You’re the best helper in your family, but who helps Santa? As you’ll see in “Musher’s Night Before Christmas” by Tricia Brown, illustrated by Debra Dubac, you might be surprised at the answer.
It was Christmas Eve and everyone at the North Pole was caught up in the excitement. All the elves were there, clapping for the guy in the red suit and listening to reindeer facts and weather reports.
As the reindeer lined up and got ready to go, Mrs. Claus reminded Santa that it was cold up in Alaska, and snowing hard in Nome.
But Santa wasn’t worried. He patted each of his teammates, checked his pockets for last-minute things, looked the sleigh over, and when he was satisfied that everything was a-okay, he jumped aboard and the reindeer leaped into the sky.
At a faraway cabin way up north, a yard full of huskies were yapping at the snow. Fleece booties, meant to protect their paws, were hung by the fire and everyone – including the dogs’ owner, Tom – settled down to dream of winning big races.
Then, one by one, the huskies saw someone coming and they started howling. When Tom heard the noise, he jumped from his bed and ran outside. It was Santa and his reindeer, and they were exhausted!
While Tom danced barefooted in the snow, Santa explained that he was nearly done delivering presents, but there was one place he didn’t have the energy to reach: Nome, where it was snowing hard. The reindeer were out of power and Rudy’s nose was fading to pink, but Santa knew who could help him get the gifts to Nome. He’d been following the news, and he knew all about Tom and his crew.

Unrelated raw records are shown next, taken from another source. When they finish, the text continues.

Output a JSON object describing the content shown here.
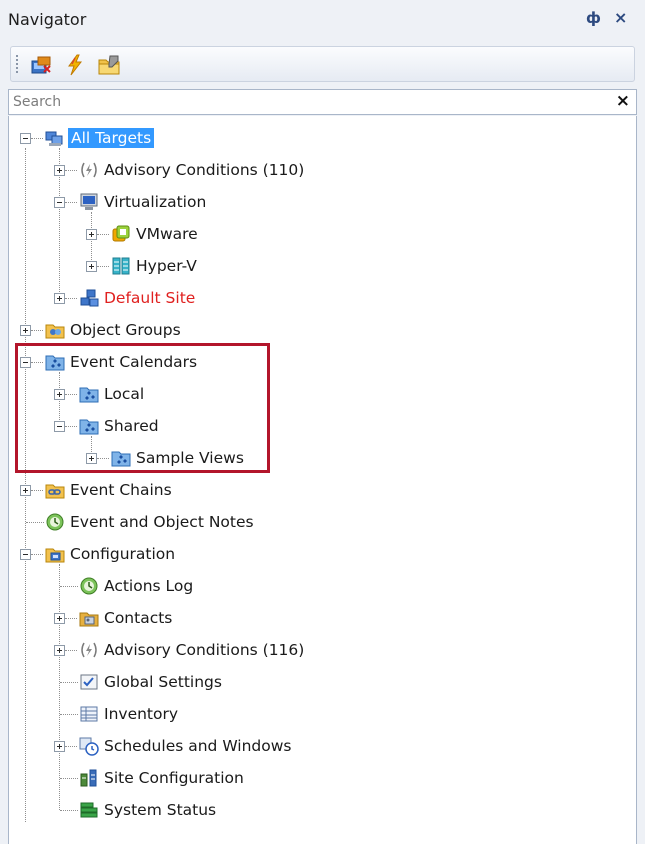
{
  "panel": {
    "title": "Navigator",
    "pin_glyph": "ф",
    "close_glyph": "×"
  },
  "toolbar": {
    "buttons": [
      {
        "icon": "new-targets-icon"
      },
      {
        "icon": "lightning-icon"
      },
      {
        "icon": "folder-edit-icon"
      }
    ]
  },
  "search": {
    "placeholder": "Search",
    "value": "",
    "clear_glyph": "×"
  },
  "tree": {
    "nodes": [
      {
        "label": "All Targets",
        "icon": "all-targets-icon",
        "selected": true
      },
      {
        "label": "Advisory Conditions (110)",
        "icon": "advisory-icon"
      },
      {
        "label": "Virtualization",
        "icon": "monitor-icon"
      },
      {
        "label": "VMware",
        "icon": "vmware-icon"
      },
      {
        "label": "Hyper-V",
        "icon": "hyperv-icon"
      },
      {
        "label": "Default Site",
        "icon": "site-icon",
        "color": "#e0201f"
      },
      {
        "label": "Object Groups",
        "icon": "object-groups-icon"
      },
      {
        "label": "Event Calendars",
        "icon": "calendar-folder-icon"
      },
      {
        "label": "Local",
        "icon": "calendar-folder-icon"
      },
      {
        "label": "Shared",
        "icon": "calendar-folder-icon"
      },
      {
        "label": "Sample Views",
        "icon": "calendar-folder-icon"
      },
      {
        "label": "Event Chains",
        "icon": "event-chains-icon"
      },
      {
        "label": "Event and Object Notes",
        "icon": "notes-icon"
      },
      {
        "label": "Configuration",
        "icon": "configuration-icon"
      },
      {
        "label": "Actions Log",
        "icon": "actions-log-icon"
      },
      {
        "label": "Contacts",
        "icon": "contacts-icon"
      },
      {
        "label": "Advisory Conditions (116)",
        "icon": "advisory-icon"
      },
      {
        "label": "Global Settings",
        "icon": "global-settings-icon"
      },
      {
        "label": "Inventory",
        "icon": "inventory-icon"
      },
      {
        "label": "Schedules and Windows",
        "icon": "schedule-icon"
      },
      {
        "label": "Site Configuration",
        "icon": "site-config-icon"
      },
      {
        "label": "System Status",
        "icon": "system-status-icon"
      }
    ]
  },
  "colors": {
    "selection": "#3399ff",
    "highlight_border": "#b3162b",
    "alert_text": "#e0201f"
  }
}
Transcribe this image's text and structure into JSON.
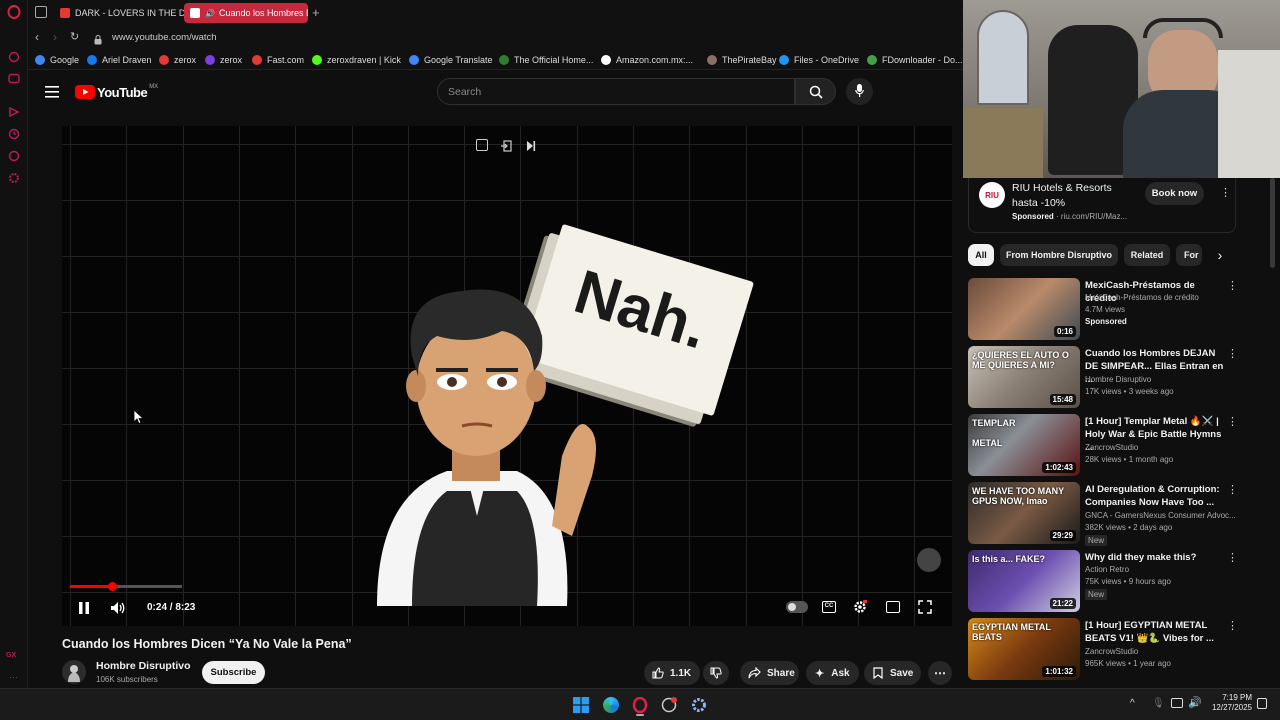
{
  "browser": {
    "tabs": [
      {
        "label": "DARK - LOVERS IN THE DA"
      },
      {
        "label": "Cuando los Hombres D"
      }
    ],
    "url": "www.youtube.com/watch",
    "bookmarks": [
      {
        "label": "Google",
        "color": "#4285f4"
      },
      {
        "label": "Ariel Draven",
        "color": "#1877f2"
      },
      {
        "label": "zerox",
        "color": "#e53935"
      },
      {
        "label": "zerox",
        "color": "#7b3fe4"
      },
      {
        "label": "Fast.com",
        "color": "#e53935"
      },
      {
        "label": "zeroxdraven | Kick",
        "color": "#53fc18"
      },
      {
        "label": "Google Translate",
        "color": "#4285f4"
      },
      {
        "label": "The Official Home...",
        "color": "#2e7d32"
      },
      {
        "label": "Amazon.com.mx:...",
        "color": "#ffffff"
      },
      {
        "label": "ThePirateBay",
        "color": "#8d6e63"
      },
      {
        "label": "Files - OneDrive",
        "color": "#2196f3"
      },
      {
        "label": "FDownloader - Do...",
        "color": "#43a047"
      }
    ]
  },
  "youtube": {
    "logo_text": "YouTube",
    "region": "MX",
    "search_placeholder": "Search"
  },
  "player": {
    "time": "0:24 / 8:23",
    "progress": 0.048,
    "card_text": "Nah."
  },
  "video": {
    "title": "Cuando los Hombres Dicen “Ya No Vale la Pena”",
    "channel": "Hombre Disruptivo",
    "subscribers": "106K subscribers",
    "subscribe_label": "Subscribe",
    "likes": "1.1K",
    "share_label": "Share",
    "ask_label": "Ask",
    "save_label": "Save"
  },
  "ad": {
    "title_line1": "RIU Hotels & Resorts",
    "title_line2": "hasta -10%",
    "sponsored": "Sponsored",
    "domain": "riu.com/RIU/Maz...",
    "cta": "Book now",
    "logo": "RIU"
  },
  "chips": [
    {
      "label": "All"
    },
    {
      "label": "From Hombre Disruptivo"
    },
    {
      "label": "Related"
    },
    {
      "label": "For"
    }
  ],
  "recommendations": [
    {
      "title": "MexiCash-Préstamos de crédito",
      "channel": "MexiCash-Préstamos de crédito",
      "meta": "4.7M views",
      "badge": "Sponsored",
      "duration": "0:16"
    },
    {
      "title": "Cuando los Hombres DEJAN DE SIMPEAR... Ellas Entran en ...",
      "channel": "Hombre Disruptivo",
      "meta": "17K views • 3 weeks ago",
      "badge": "",
      "duration": "15:48"
    },
    {
      "title": "[1 Hour] Templar Metal 🔥⚔️ | Holy War & Epic Battle Hymns ...",
      "channel": "ZancrowStudio",
      "meta": "28K views • 1 month ago",
      "badge": "",
      "duration": "1:02:43"
    },
    {
      "title": "AI Deregulation & Corruption: Companies Now Have Too ...",
      "channel": "GNCA - GamersNexus Consumer Advoc...",
      "meta": "382K views • 2 days ago",
      "badge": "New",
      "duration": "29:29"
    },
    {
      "title": "Why did they make this?",
      "channel": "Action Retro",
      "meta": "75K views • 9 hours ago",
      "badge": "New",
      "duration": "21:22"
    },
    {
      "title": "[1 Hour] EGYPTIAN METAL BEATS V1! 👑🐍 Vibes for ...",
      "channel": "ZancrowStudio",
      "meta": "965K views • 1 year ago",
      "badge": "",
      "duration": "1:01:32"
    }
  ],
  "thumb_text": {
    "t2a": "¿QUIERES EL AUTO O ME QUIERES A MI?",
    "t3a": "TEMPLAR",
    "t3b": "METAL",
    "t4a": "WE HAVE TOO MANY GPUS NOW, lmao",
    "t5a": "Is this a... FAKE?",
    "t6a": "EGYPTIAN METAL BEATS"
  },
  "sidebar_bottom": "GX",
  "taskbar": {
    "time": "7:19 PM",
    "date": "12/27/2025"
  }
}
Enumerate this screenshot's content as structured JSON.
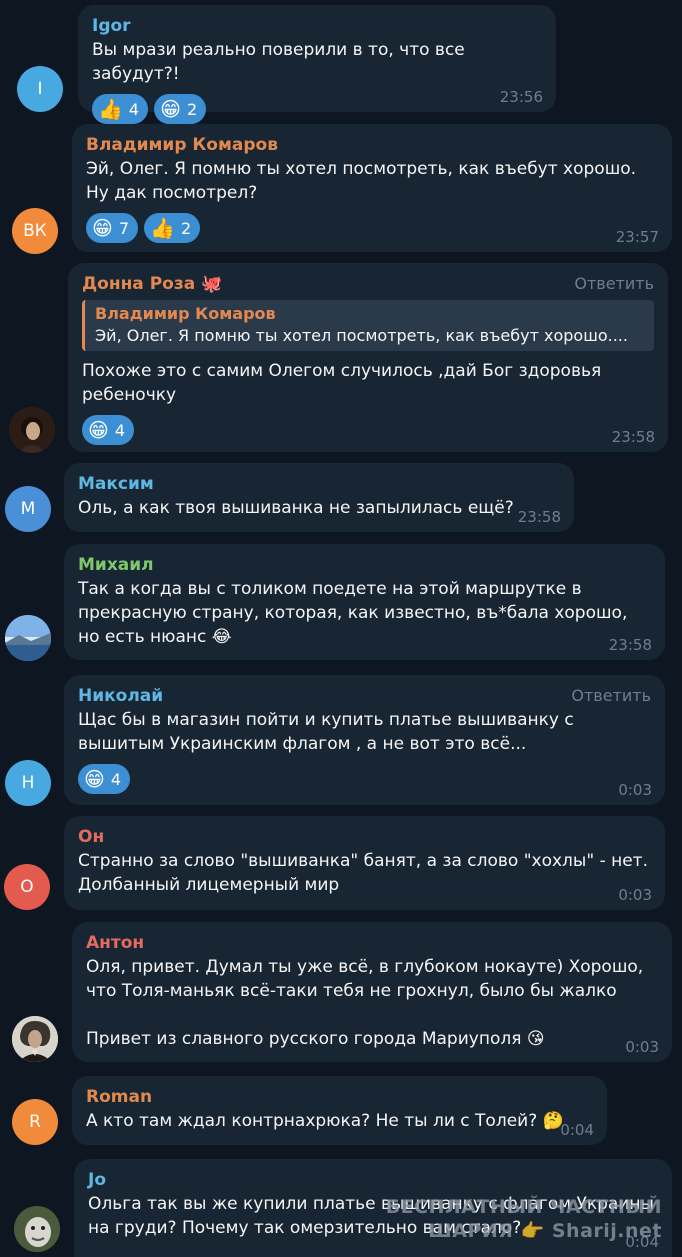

Could Tom and his huskies save Christmas Morning?
Every year, it seems, someone comes out with another take on Clement Moore’s classic. Many of them have the barest relationship to the Yuletide, but this book is set practically in Santa’s back yard.
With just a hint of Moore’s “The Night Before Christmas,” author Tricia Brown tells the story of a string of unlikely heroes who thunder through the snow to give St. Nick a hand with his annual job. I especially enjoyed how Brown adds a touch of humanity to Santa’s superhuman abilities, making the Big Guy even more huggable.
What kids will love, though, are the illustrations by Alaskan Debra Dubac. Her bold colors are holiday-perfect, and the facial expressions she gives each character are deliciously funny.
If reading a holiday book has become a beloved tradition in your family, reach for this one. “Musher’s Night Before Christmas” is a story your 3-to-5-year-old can’t help but love.
The Bookworm is Terri Schlichenmeyer. Terri has been reading since she was 3-years-old and she never goes anywhere without a book. She lives on a hill in Wisconsin with two dogs and 12,000 books.